_Goal of the exercise:_
The records that follow are to be copied word for word. Pictures should be omitted.

····················

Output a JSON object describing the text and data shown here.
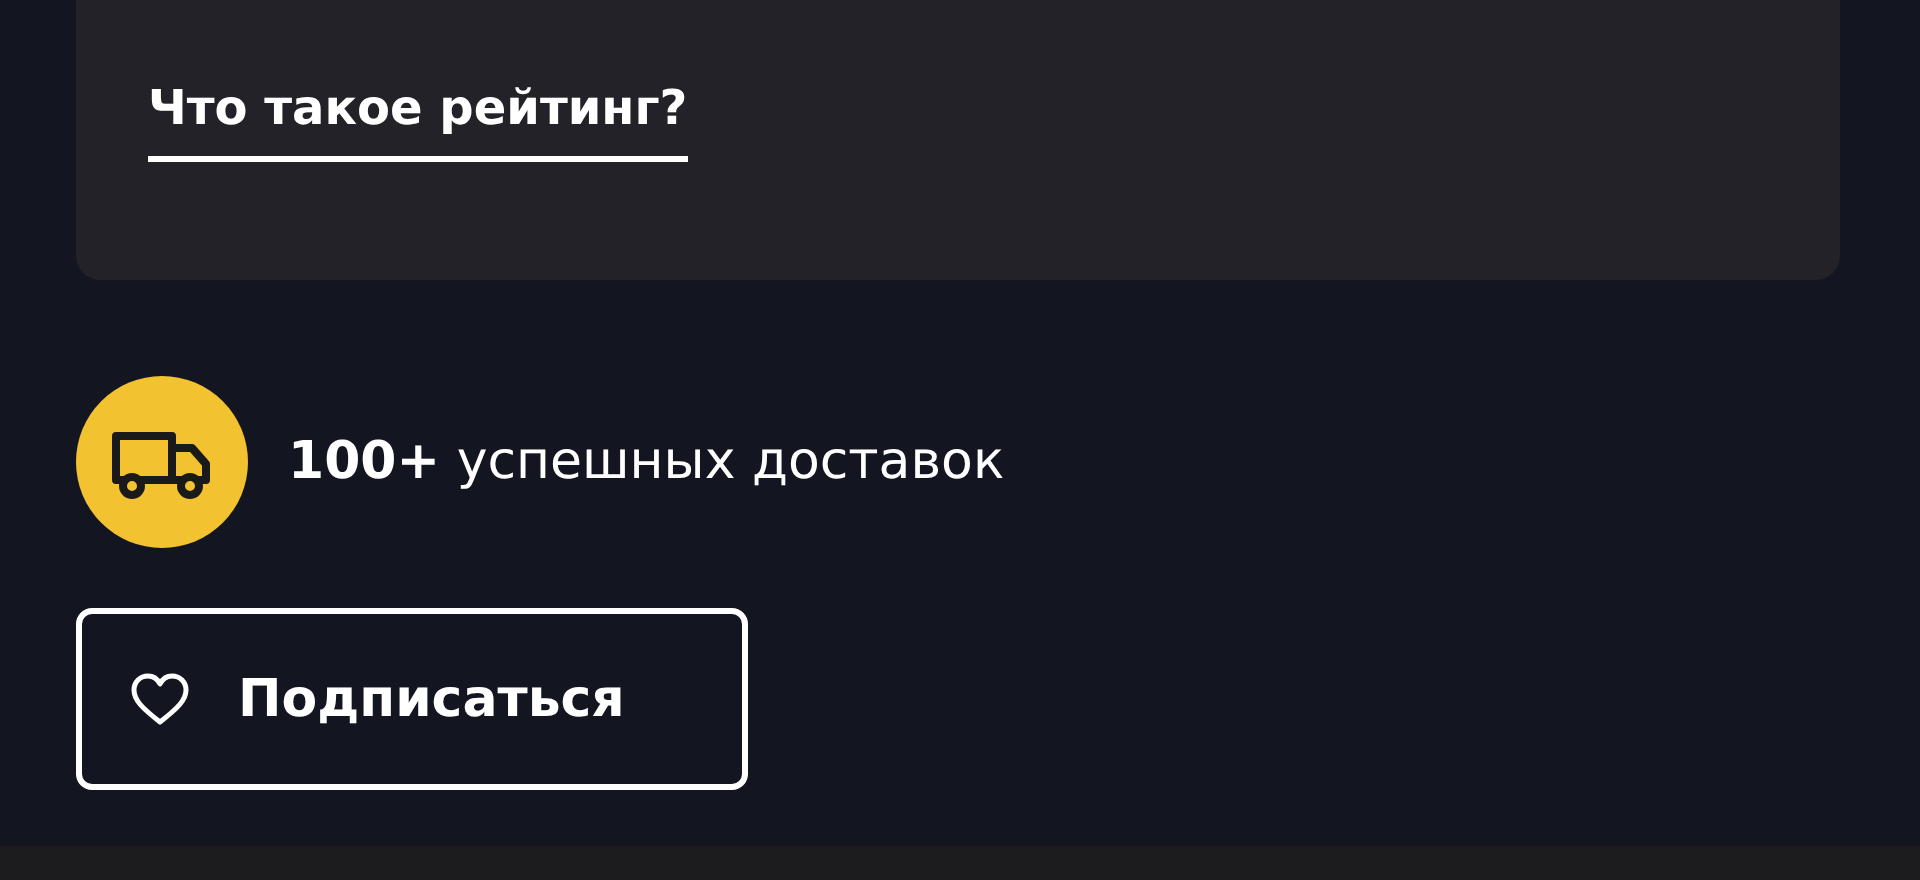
{
  "rating_card": {
    "link": "Что такое рейтинг?"
  },
  "deliveries": {
    "text": "**100+** успешных доставок"
  },
  "subscribe_button": {
    "label": "Подписаться"
  }
}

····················

_Answer to the exercise:_
Output a JSON object describing the text and data shown here.
{
  "rating_card": {
    "link": "Что такое рейтинг?"
  },
  "deliveries": {
    "text": "**100+** успешных доставок"
  },
  "subscribe_button": {
    "label": "Подписаться"
  }
}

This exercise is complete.